Pittsburgh, a city that has known economic downturn before, is already starting to hurt as Wall Street plunges. Worries about jobs are the discussion over a plastic pint of beer, and shops are already standing empty, even in the city's most fashionable neighbourhoods.
Two weeks ago the Democrats here, and across the US, were despairing.
Now things are picking up for Obama as the economic indicators head downwards.
“It was looking bad and I thought we had no chance,” says my informant, a mover and shaker at the Democratic National Committee who worked on previous presidential campaigns.
A fortnight later, with the words 'crisis' and 'economy' spread all over the front pages of the newspapers, Obama's picked up a favourable wind, and he is polling ahead of his opponent.
Pennsylvania, a key state, is now leaning towards the Democrats, although the race is still tight.
But everywhere are the signs of how much effort, and money, has been pushed into the battle for this state's hearts. Campaigners are out knocking on doors, and even tourists are being asked if they have been registered to vote.
In the smart little suburb of Sewickley where the steel magnates built their opulent homes in the 19th century, and dining rooms are the size of most people's apartments, signs on the lawns appear to be split evenly between Obama and McCain. Extremely surprising, says a friend who has returned to the neighbourhood after a few years away, and went to the local school.
This pretty-pretty village where social life still revolves around country clubs and girls in white dresses have coming out balls, should be a Republican stronghold, but the Obamaites have taken on the native conservatism, and signs displayed on these perfect lawns show they have obviously won converts.
For the first time anyone can remember there is a Democratic campaign office in the heart of the village, next to the expensive gift stores and the cafes, something no-one would expect here, says the Democratic insider.
Obama's ballsy campaigning tactics have raised eyebrows among the old-school Democrats who worry about him spraying money out across states where he is not expected to win.
But fierce on the ground campaigning has already led to some surprising results on unusual turf, like McCain pulling out from Michigan last week just before the Biden-Palin debate.
But no one is confident about predicting a result yet. Veteran campaigners believe anything could happen, and the polls could change direction again any day.

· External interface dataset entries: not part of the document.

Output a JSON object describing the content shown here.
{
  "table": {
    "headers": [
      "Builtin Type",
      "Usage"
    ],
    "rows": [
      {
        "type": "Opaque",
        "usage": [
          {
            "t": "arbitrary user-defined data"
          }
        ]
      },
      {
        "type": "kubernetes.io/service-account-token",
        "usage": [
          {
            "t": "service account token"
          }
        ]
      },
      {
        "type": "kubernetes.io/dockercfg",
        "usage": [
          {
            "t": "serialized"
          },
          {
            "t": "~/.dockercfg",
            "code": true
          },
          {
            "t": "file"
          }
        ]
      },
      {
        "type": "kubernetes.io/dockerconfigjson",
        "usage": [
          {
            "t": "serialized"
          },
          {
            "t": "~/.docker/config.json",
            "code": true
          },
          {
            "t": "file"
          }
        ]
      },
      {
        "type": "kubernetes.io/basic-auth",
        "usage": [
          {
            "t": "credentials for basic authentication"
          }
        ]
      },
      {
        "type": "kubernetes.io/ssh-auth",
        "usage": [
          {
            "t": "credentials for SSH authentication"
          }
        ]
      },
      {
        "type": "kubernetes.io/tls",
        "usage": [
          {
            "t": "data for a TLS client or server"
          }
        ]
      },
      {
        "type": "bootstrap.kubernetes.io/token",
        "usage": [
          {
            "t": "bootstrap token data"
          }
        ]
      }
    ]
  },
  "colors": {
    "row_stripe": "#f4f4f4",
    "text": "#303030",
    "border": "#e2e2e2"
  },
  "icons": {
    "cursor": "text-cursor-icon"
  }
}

Around the dinner table at the expensive Sewickley country club in the green, rolling hills, one young parent says he thinks McCain is the best Republican in the bunch, and if he was to vote Republican this would be why.
His classmates, gathered for a school reunion, split into two camps, small business owners who favour McCain and everyone else, favouring Obama.
But even in this rich retreat the Republicans sound defensive, and Democrats could take strength from that. These preppy types in chinos and smart jackets are voting that way because of taxes, they say, and are keen to point out that they are “liberal' on social issues, distancing themselves from the madness/social conservatism of the Palinesque side of the Republicans.
One thing is for sure, there is no chance of anyone forgetting about this election. Every conversation at bus stops, dinner tables and bars eventually turns around to the topic. While campaigners on the streets are desperate to add the last few names to the electoral roll.
For four more weeks, the election might even push out the Steelers as everyone's favourite obsession.